  1. Keyword Arguments
  2. HTML
  3. Styles
  4. Behaviors
  5. Python

Each of these components make up the definition of single widget.  They are form a single interface element. The simplest widget is a pure html element.


In order to style this element, CSS can be attached to this element.   Because this is HTML, you can add CSS styles directly on the element itself:

<div style=”color: #F00”>Hello</div>

A better method is to separate out the styling of the widget from the structure.   Although, an “id” could be used to relate CSS to this element, it is generally not recommended.  This is because “id” must be unique throughout the entire document.  With widgets as reusable elements that can appear many times in a single interface, it is better to identify an element using “class”.

<div class=”element1”>

And in the styles tab of the Custom Layout Editor, you would add:

.element1 {
   color: #F00;

TACTIC Widgets also bind server side processing into the widget.  The python component has a predefined kwargs variable that contains input arguments to the widget.  Thus in the python tab, you could write:

color = kwargs.get(“color”)

And you could use this variable in both the HTML tab and the styles tab.  For example:

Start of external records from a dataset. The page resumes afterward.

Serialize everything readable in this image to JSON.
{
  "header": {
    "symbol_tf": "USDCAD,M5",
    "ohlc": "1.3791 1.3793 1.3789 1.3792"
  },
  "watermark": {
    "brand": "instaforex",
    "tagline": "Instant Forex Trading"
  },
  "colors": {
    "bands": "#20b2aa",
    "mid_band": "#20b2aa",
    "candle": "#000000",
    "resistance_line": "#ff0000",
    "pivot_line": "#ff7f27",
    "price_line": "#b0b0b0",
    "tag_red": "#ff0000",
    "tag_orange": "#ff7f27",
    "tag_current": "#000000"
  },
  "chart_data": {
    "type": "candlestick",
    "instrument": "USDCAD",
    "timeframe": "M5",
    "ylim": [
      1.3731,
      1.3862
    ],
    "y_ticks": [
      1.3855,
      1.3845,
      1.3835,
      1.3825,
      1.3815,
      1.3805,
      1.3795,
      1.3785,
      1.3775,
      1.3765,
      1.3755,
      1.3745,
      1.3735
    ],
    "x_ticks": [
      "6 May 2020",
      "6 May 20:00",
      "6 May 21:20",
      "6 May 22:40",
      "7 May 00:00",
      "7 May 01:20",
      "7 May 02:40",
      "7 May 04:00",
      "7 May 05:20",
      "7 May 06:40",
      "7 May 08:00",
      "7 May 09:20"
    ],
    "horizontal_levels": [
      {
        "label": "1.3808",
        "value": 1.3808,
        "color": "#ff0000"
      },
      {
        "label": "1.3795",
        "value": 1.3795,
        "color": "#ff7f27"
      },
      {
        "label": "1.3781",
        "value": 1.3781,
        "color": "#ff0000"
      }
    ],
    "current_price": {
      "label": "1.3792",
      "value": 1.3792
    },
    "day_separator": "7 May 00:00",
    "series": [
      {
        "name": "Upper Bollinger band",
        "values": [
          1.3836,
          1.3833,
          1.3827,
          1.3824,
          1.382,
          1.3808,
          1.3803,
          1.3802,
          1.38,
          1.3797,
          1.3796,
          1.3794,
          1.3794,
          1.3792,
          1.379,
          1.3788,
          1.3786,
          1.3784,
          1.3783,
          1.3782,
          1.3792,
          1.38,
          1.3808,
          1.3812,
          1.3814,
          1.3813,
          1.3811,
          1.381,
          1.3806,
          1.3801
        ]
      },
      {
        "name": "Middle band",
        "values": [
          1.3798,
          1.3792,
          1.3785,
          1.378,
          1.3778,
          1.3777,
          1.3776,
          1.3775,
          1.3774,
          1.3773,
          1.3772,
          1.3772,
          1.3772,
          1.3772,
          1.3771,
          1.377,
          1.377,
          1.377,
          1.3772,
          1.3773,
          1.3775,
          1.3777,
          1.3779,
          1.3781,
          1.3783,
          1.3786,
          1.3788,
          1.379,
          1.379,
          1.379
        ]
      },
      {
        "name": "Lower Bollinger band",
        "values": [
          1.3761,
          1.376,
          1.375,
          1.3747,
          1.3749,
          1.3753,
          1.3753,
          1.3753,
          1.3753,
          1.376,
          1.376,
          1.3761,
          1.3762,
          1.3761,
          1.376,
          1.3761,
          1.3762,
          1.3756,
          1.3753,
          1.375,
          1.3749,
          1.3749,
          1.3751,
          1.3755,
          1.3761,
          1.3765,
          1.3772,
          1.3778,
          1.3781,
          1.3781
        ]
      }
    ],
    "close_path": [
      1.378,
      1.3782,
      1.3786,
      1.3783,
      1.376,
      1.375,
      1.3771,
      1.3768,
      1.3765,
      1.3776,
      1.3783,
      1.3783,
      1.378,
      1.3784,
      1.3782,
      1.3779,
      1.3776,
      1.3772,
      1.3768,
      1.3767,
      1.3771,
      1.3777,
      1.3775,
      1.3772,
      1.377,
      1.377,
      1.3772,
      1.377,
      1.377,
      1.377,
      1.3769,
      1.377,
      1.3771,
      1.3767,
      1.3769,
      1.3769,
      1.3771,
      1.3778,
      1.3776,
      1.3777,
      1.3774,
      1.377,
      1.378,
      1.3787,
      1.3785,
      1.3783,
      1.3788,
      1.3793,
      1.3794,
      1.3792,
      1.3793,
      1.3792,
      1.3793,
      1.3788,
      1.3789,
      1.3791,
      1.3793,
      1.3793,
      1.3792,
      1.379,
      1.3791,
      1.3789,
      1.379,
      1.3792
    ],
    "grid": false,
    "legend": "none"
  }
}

.example1 {
   color: ${color};

This becomes a configurable widget that can be embedded into another widget using the HTML as follows:

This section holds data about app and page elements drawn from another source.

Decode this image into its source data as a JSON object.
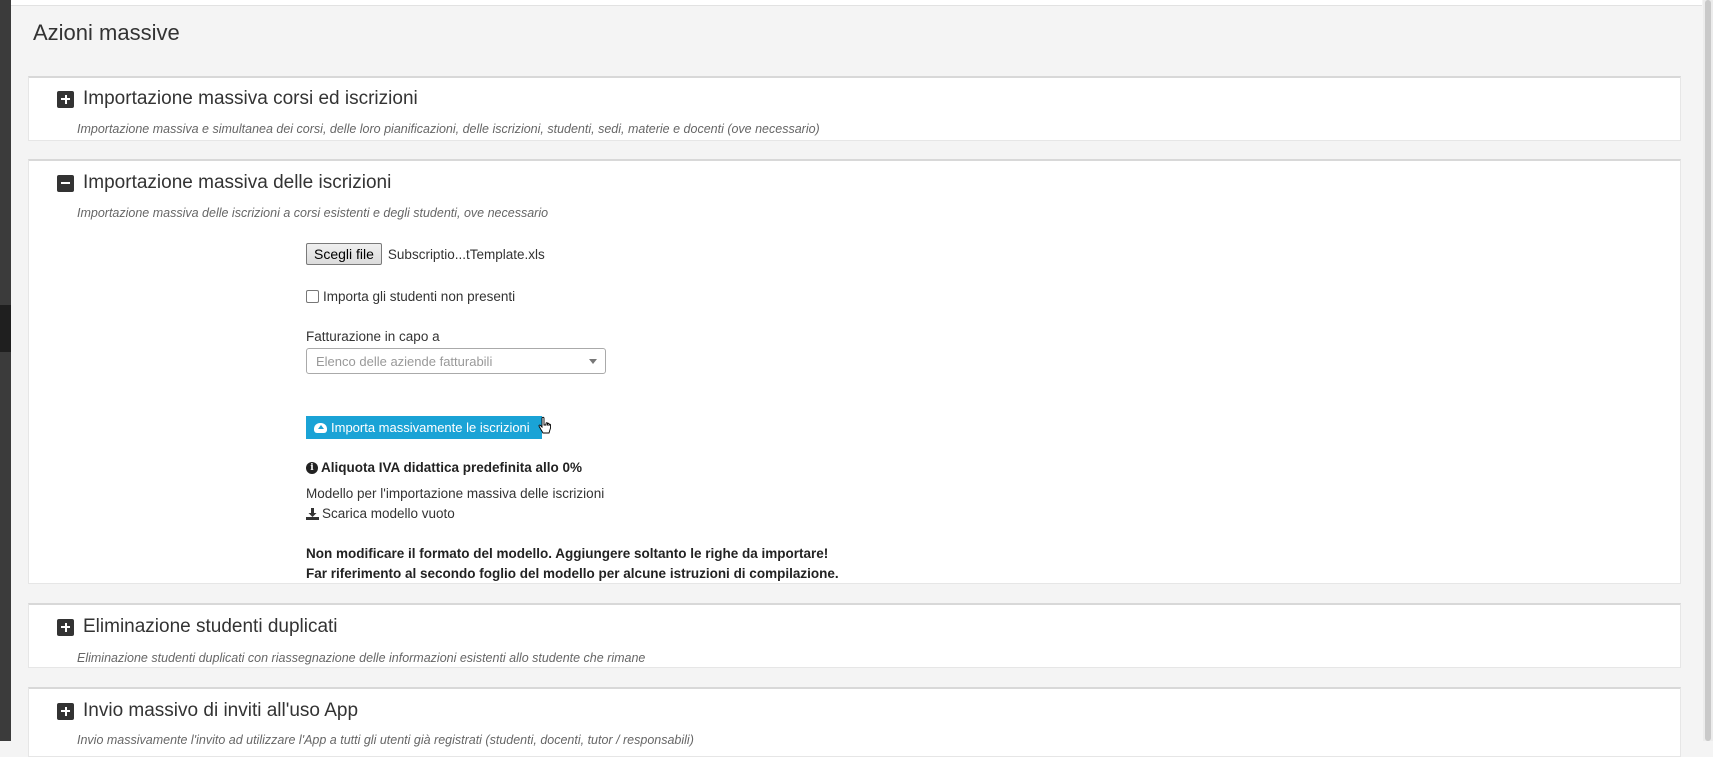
{
  "page": {
    "title": "Azioni massive"
  },
  "panels": [
    {
      "title": "Importazione massiva corsi ed iscrizioni",
      "description": "Importazione massiva e simultanea dei corsi, delle loro pianificazioni, delle iscrizioni, studenti, sedi, materie e docenti (ove necessario)",
      "expanded": false
    },
    {
      "title": "Importazione massiva delle iscrizioni",
      "description": "Importazione massiva delle iscrizioni a corsi esistenti e degli studenti, ove necessario",
      "expanded": true
    },
    {
      "title": "Eliminazione studenti duplicati",
      "description": "Eliminazione studenti duplicati con riassegnazione delle informazioni esistenti allo studente che rimane",
      "expanded": false
    },
    {
      "title": "Invio massivo di inviti all'uso App",
      "description": "Invio massivamente l'invito ad utilizzare l'App a tutti gli utenti già registrati (studenti, docenti, tutor / responsabili)",
      "expanded": false
    }
  ],
  "import_form": {
    "file_button": "Scegli file",
    "file_name": "Subscriptio...tTemplate.xls",
    "checkbox_label": "Importa gli studenti non presenti",
    "checkbox_checked": false,
    "billing_label": "Fatturazione in capo a",
    "billing_placeholder": "Elenco delle aziende fatturabili",
    "import_button": "Importa massivamente le iscrizioni",
    "vat_note": "Aliquota IVA didattica predefinita allo 0%",
    "template_label": "Modello per l'importazione massiva delle iscrizioni",
    "download_link": "Scarica modello vuoto",
    "warning_1": "Non modificare il formato del modello. Aggiungere soltanto le righe da importare!",
    "warning_2": "Far riferimento al secondo foglio del modello per alcune istruzioni di compilazione."
  },
  "colors": {
    "accent": "#1aa3d6",
    "text": "#333333",
    "background": "#f4f4f4"
  }
}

 <h1>Reference to another widget</h1>
 <element view=”content1” color=”#0B0”/>

The  would embed the word “Hello” with blue text into this widget.

Finally, you can access the kwargs variable in javascript in the behaviors tab from the implicit bvr variable:

<behavior class=”.element1” event=”click”>
   var color = bvr.kwargs.color;

Using these together, you can build up more complex reusable widgets.

There are a number of significant advantages of using TACTIC for content delivery, despite the many web platforms out there and many that do a good job of delivering web content.  For those more comfortable with these other platforms, there is a TACTIC javascript standalone API which can be imported into any web framework.  

TACTIC widgets have a very strong encapsulation between the client side code and the server side code.  Data structures are seamless transferred and shared between the two. TACTIC widgets can be loaded asynchronously and do not rely on full page refresh to load content.  This makes TACTIC apps feel smoother because they only update parts of the interface that need updating.  TACTIC also has many built-in widgets that do common widgets that together provide a wide range of tools to handle many enterprise requirements, especially when creating data driven workflow solutions.